Our current CAD tools still keep a lot of knowledge in the designer's head, or in processes they might apply. Knowing how different materials interact with each other, and design considerations you must have when working with a certain material is something you always have to hold in your head: the software won't prevent you from bending concrete or casting wood. Adding thermal insulation to a wall is something you actively decide - the software will give you no feedback if you don't. You leave enough space around furniture because you follow a process - if you think this is obvious, just look at an architecture student's first project (sense of scale is a learned skill).
These are all important things, but do we want to be thinking about them when we design, or do we want to be thinking about how to create great atmospheres and products people love?
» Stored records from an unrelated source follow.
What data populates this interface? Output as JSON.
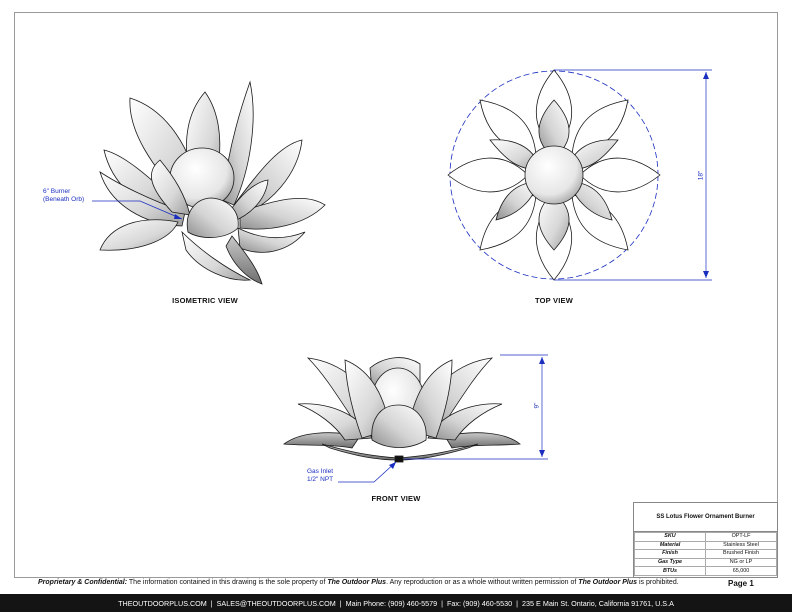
{
  "views": {
    "isometric": "ISOMETRIC VIEW",
    "top": "TOP VIEW",
    "front": "FRONT VIEW"
  },
  "callouts": {
    "burner_line1": "6\" Burner",
    "burner_line2": "(Beneath Orb)",
    "gas_line1": "Gas Inlet",
    "gas_line2": "1/2\" NPT"
  },
  "dimensions": {
    "width": "18\"",
    "height": "9\""
  },
  "title_block": {
    "title": "SS Lotus Flower Ornament Burner",
    "rows": [
      {
        "key": "SKU",
        "value": "OPT-LF"
      },
      {
        "key": "Material",
        "value": "Stainless Steel"
      },
      {
        "key": "Finish",
        "value": "Brushed Finish"
      },
      {
        "key": "Gas Type",
        "value": "NG or LP"
      },
      {
        "key": "BTUs",
        "value": "65,000"
      }
    ]
  },
  "notice": {
    "label": "Proprietary & Confidential:",
    "text1": " The information contained in this drawing is the sole property of ",
    "company1": "The Outdoor Plus",
    "text2": ". Any reproduction or as a whole without written permission of ",
    "company2": "The Outdoor Plus",
    "text3": " is prohibited."
  },
  "page": "Page 1",
  "footer": {
    "website": "THEOUTDOORPLUS.COM",
    "email": "SALES@THEOUTDOORPLUS.COM",
    "phone": "Main Phone: (909) 460-5579",
    "fax": "Fax: (909) 460-5530",
    "address": "235 E Main St. Ontario, California 91761, U.S.A"
  },
  "colors": {
    "dimension": "#1a2ec0",
    "footer_bg": "#141414"
  }
}
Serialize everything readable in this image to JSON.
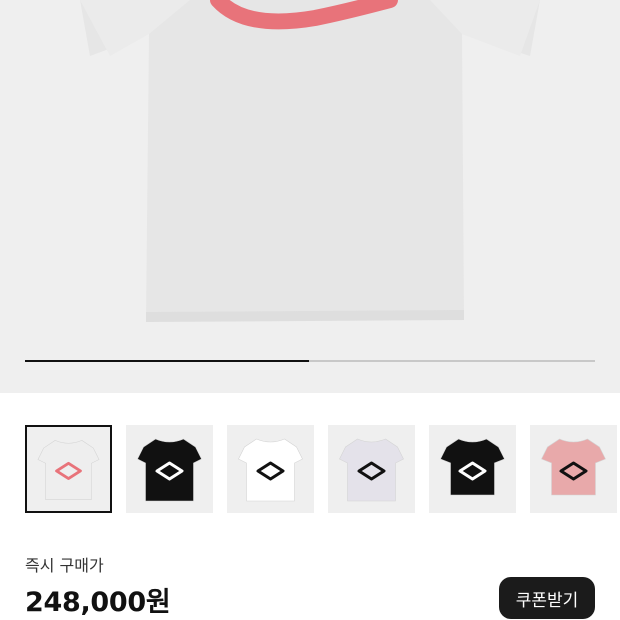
{
  "gallery": {
    "progress": 0.5,
    "thumbnails": [
      {
        "label": "light-gray-tee-pink-logo",
        "shirt": "#eeeeee",
        "logo": "#e8737a",
        "selected": true
      },
      {
        "label": "black-tee-white-logo",
        "shirt": "#111111",
        "logo": "#ffffff",
        "selected": false
      },
      {
        "label": "white-tee-black-logo",
        "shirt": "#ffffff",
        "logo": "#111111",
        "selected": false
      },
      {
        "label": "lavender-tee-black-logo",
        "shirt": "#e4e2ea",
        "logo": "#111111",
        "selected": false
      },
      {
        "label": "black-crop-tee-white-logo",
        "shirt": "#111111",
        "logo": "#ffffff",
        "selected": false
      },
      {
        "label": "pink-crop-tee-black-logo",
        "shirt": "#e8a9aa",
        "logo": "#111111",
        "selected": false
      }
    ]
  },
  "purchase": {
    "label": "즉시 구매가",
    "price": "248,000원",
    "coupon_button": "쿠폰받기"
  }
}
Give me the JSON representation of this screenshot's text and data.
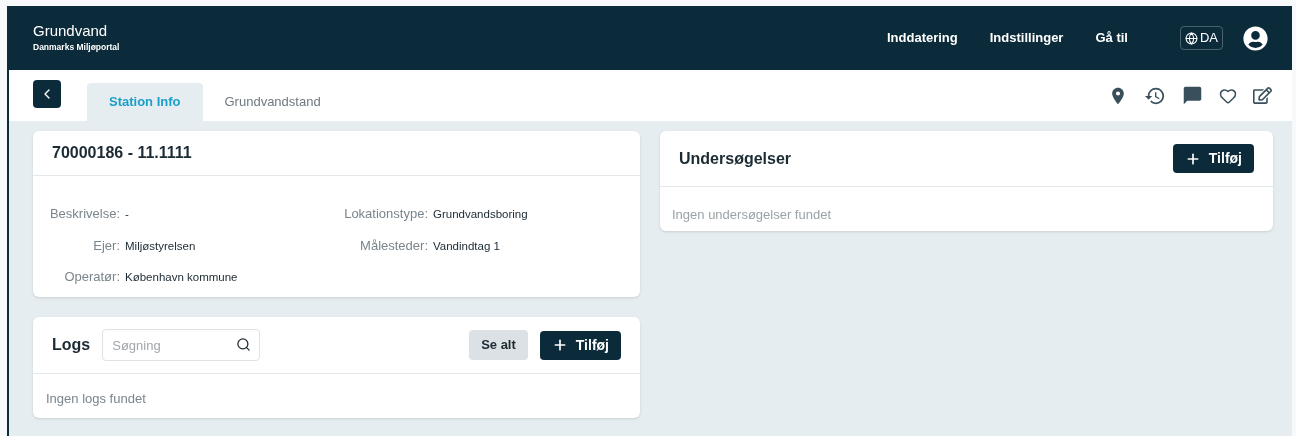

Processes increase productivity, and give us more time to consider the essence of what we're creating, but they're not without risks. For one, processes become mindless tasks you repeat everytime. Neither is that a good use of our time, nor are we particularly good at repeating tasks consistently for long periods of time. At the same time, processes are solutions to problems we're not questioning anymore, which stiffles innovation.
Why do we need to move more knowledge to machines
Automation is helpful to become even more productive and eliminate repetitive work, but also to make innovation cheaper. You see, even if you somehow get to question a process, the cost of experimenting with an alternative is to execute your new idea, using whatever time that takes, and if it fails, taking the time to execute the initial process anyway. When a task is automated, you only pay for your experiment, since the original solution is applied by itself anyway. Also, when knowledge lives in a process, proposing any other solution often sounds ridiculous, because "we've always done it that way". Yet, history tends to show us that the processes we apply are often the ridiculous ones.
Processes are an improvement from bespoke work, but they are still a time sink. While you're no longer solving the problem from scratch, you still have to hold the process in your head. This costs you not only time, but focus in your creative work. By automating a process, you increase your cognitive capacity for lateral thinking and considering new solutions.
People will always be solving some problem in their heads. By moving knowledge to machines, we can make sure they are new problems, and not always the same ones.